MONTREAL -- Many Quebec families are still uncertain about whether they can get medical exemptions so their kids won’t need to attend class in person.

For teachers, it’s the same. With just four days to go until Montreal’s English school system reopens, many teachers are still trying to figure out what their options are.

Matt Wilson of the Pearson Teachers’ Union says he’s seen “maybe 40 or 50 who have at least sought the information” on how to get an exemption.

“Now, whether that means they’re actually following through with HR to seek the exemption, or if they’re finding out what kind of conditions are being accepted” is less clear, he says.

To the broader system, however, every teachers matters this year, given the ongoing teacher shortage—and the fact that it seems set to suddenly get worse.

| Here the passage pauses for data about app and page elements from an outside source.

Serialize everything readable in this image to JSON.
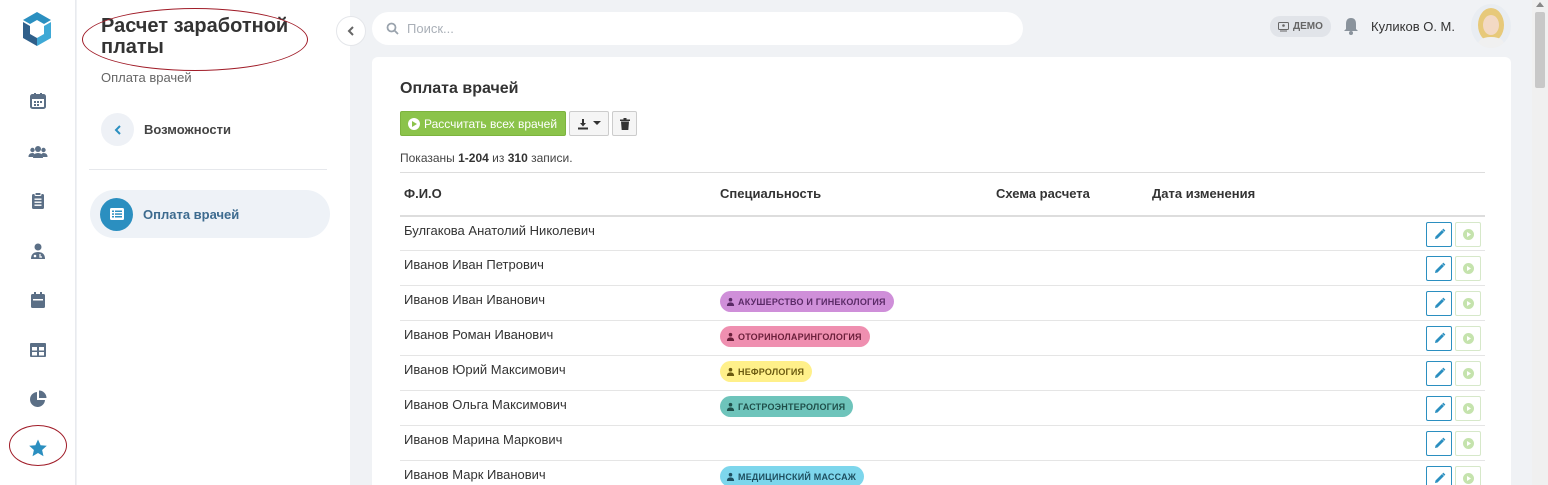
{
  "panel": {
    "title": "Расчет заработной платы",
    "subtitle": "Оплата врачей",
    "back_label": "Возможности",
    "active_item": "Оплата врачей"
  },
  "topbar": {
    "search_placeholder": "Поиск...",
    "demo_badge": "ДЕМО",
    "user_name": "Куликов О. М."
  },
  "card": {
    "title": "Оплата врачей",
    "calc_all_button": "Рассчитать всех врачей",
    "summary": {
      "prefix": "Показаны",
      "range": "1-204",
      "of": "из",
      "total": "310",
      "suffix": "записи."
    }
  },
  "table": {
    "columns": [
      "Ф.И.О",
      "Специальность",
      "Схема расчета",
      "Дата изменения"
    ],
    "rows": [
      {
        "name": "Булгакова Анатолий Николевич",
        "specialty": ""
      },
      {
        "name": "Иванов Иван Петрович",
        "specialty": ""
      },
      {
        "name": "Иванов Иван Иванович",
        "specialty": "АКУШЕРСТВО И ГИНЕКОЛОГИЯ"
      },
      {
        "name": "Иванов Роман Иванович",
        "specialty": "ОТОРИНОЛАРИНГОЛОГИЯ"
      },
      {
        "name": "Иванов Юрий Максимович",
        "specialty": "НЕФРОЛОГИЯ"
      },
      {
        "name": "Иванов Ольга Максимович",
        "specialty": "ГАСТРОЭНТЕРОЛОГИЯ"
      },
      {
        "name": "Иванов Марина Маркович",
        "specialty": ""
      },
      {
        "name": "Иванов Марк Иванович",
        "specialty": "МЕДИЦИНСКИЙ МАССАЖ"
      }
    ]
  },
  "colors": {
    "accent": "#2b8fc0",
    "green": "#8bc34a",
    "annotation": "#a01c28",
    "tag_purple": "#cf8fd9",
    "tag_pink": "#ef8fb0",
    "tag_yellow": "#fff08a",
    "tag_teal": "#6ec4bb",
    "tag_cyan": "#7dd6ec"
  },
  "icons": {
    "rail": [
      "calendar-icon",
      "users-icon",
      "clipboard-icon",
      "doctor-icon",
      "schedule-icon",
      "table-icon",
      "pie-chart-icon",
      "star-icon"
    ]
  }
}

A lot of teachers are looking at early retirement rather than teaching through a pandemic, said Heidi Yetman of the Quebec Provincial Association of Teachers, which represents teachers in Quebec’s English systems.

“Our offices got a lot of phone calls about retirement and pension,” said Yetman.

“I have a feeling that we’re going to have many, many retirements from teachers that probably would have stayed on for maybe two or three extra years.”

Quebec’s education minister says that as of Aug. 21, the province was short 256 teachers—but he said positions are being filled every day. 

Plans for those exempted at the EMSB, at least for students, are firming up. Spokesman Mike Cohen says that more than 200 students in the system have already asked for medical exemptions, so the board is planning to open a virtual school for them.

“It will be like a regular school, K to 11 with an administration, with staff,” he explained. “Students will get up in the morning and they’ll go to class.”

There are many other questions still unanswered, though, for other staff, especially those who travel between schools.

“Psychologists, they sometimes have six schools that they go to,” said Yetman. “That has to be addressed—we cannot have psychologists running around from school to school.”